Nevertheless, it’s important to note that underlying the scenario of a slow and steady normalization is the notion of controlled price inflation at or near the Federal Reserve’s 2% annual target. Should inflationary pressures gain more momentum than currently expected, interest rate increases may have to be accelerated. Similarly, decelerating pricing pressure may force the FOMC to delay anticipated rate hikes further into the future than now believed. We expect the path to normalcy to meander as new economic data suggesting the pace and extent of future rate rises is disseminated and absorbed by credit markets and policymakers. As experienced recently, no shortage of volatility should be expected as this transition occurs. Individual sectors will respond differently to the changing environment, both positively and negatively, and downturns and opportunities will present themselves. In this regard, we recognize the importance of active management in navigating a fickle fixed income landscape. Here at Roosevelt, we remain committed to our income strategy’s guiding philosophy: providing a sustainable and substantial income stream regardless of the market environment.
This information is intended solely to report on investment strategies and opportunities identified by Roosevelt. Opinions and estimates offered constitute our judgment and are subject to change without notice, as are statements of financial market trends, which are based on current market conditions. This material is not intended as an offer or solicitation to buy, hold or sell any financial instrument.
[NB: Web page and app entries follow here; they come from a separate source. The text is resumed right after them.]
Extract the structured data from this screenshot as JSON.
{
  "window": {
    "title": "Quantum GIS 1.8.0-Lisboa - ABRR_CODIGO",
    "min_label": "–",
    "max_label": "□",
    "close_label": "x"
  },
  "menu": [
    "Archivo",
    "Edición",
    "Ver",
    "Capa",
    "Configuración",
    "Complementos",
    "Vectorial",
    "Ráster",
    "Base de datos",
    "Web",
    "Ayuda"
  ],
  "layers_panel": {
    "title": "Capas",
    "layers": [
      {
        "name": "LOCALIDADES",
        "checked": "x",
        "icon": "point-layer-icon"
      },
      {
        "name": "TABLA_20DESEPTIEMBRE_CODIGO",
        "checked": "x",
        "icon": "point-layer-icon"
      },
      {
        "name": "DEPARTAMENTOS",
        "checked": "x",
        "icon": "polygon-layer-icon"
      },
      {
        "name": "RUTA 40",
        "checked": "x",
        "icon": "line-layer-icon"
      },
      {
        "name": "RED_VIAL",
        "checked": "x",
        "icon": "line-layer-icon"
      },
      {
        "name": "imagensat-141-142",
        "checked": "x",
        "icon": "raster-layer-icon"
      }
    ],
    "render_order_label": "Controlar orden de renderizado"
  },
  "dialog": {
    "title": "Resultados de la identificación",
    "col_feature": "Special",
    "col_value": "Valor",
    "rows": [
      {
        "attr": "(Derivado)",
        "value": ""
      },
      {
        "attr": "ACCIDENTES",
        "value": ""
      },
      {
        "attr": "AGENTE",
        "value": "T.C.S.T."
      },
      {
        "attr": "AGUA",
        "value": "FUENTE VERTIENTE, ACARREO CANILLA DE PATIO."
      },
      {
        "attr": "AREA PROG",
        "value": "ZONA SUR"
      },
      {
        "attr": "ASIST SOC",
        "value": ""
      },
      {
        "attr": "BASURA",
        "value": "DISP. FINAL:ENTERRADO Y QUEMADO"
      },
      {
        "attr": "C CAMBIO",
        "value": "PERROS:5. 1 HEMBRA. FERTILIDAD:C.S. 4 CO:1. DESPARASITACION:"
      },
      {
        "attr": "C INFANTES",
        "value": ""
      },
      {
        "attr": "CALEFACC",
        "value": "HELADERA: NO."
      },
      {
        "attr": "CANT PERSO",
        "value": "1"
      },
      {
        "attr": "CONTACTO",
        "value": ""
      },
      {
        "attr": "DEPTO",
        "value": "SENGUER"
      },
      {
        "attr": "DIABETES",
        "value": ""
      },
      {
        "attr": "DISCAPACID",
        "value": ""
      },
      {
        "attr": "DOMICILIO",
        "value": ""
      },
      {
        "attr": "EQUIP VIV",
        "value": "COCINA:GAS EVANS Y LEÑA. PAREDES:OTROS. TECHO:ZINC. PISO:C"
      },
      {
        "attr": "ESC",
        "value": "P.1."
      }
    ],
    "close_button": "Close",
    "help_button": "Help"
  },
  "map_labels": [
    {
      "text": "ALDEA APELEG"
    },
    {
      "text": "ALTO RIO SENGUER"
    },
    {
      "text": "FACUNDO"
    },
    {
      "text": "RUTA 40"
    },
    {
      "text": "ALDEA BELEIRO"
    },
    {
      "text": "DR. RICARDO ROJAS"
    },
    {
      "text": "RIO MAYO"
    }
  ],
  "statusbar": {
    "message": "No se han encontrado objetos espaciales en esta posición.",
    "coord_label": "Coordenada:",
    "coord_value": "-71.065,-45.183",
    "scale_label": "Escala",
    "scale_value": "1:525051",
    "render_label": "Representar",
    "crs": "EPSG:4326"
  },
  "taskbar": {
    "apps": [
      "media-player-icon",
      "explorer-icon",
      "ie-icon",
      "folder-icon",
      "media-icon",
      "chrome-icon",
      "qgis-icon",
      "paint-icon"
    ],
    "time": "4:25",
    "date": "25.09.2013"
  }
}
References to specific securities and their issuers are for illustrative purposes only and are not intended to be, and should not be interpreted as, recommendations to purchase or sell such securities. Please contact us at 646-452-6700 if there is any change in your financial situation, needs, goals or objectives, or if you wish to initiate any restrictions on the management of the account or modify existing restrictions, or if you would like to request a copy of our Code of Ethics. Our current disclosure statement is set forth on our Form ADV Part II, available for your review upon request, and on our website, www.rooseveltinvestments.com.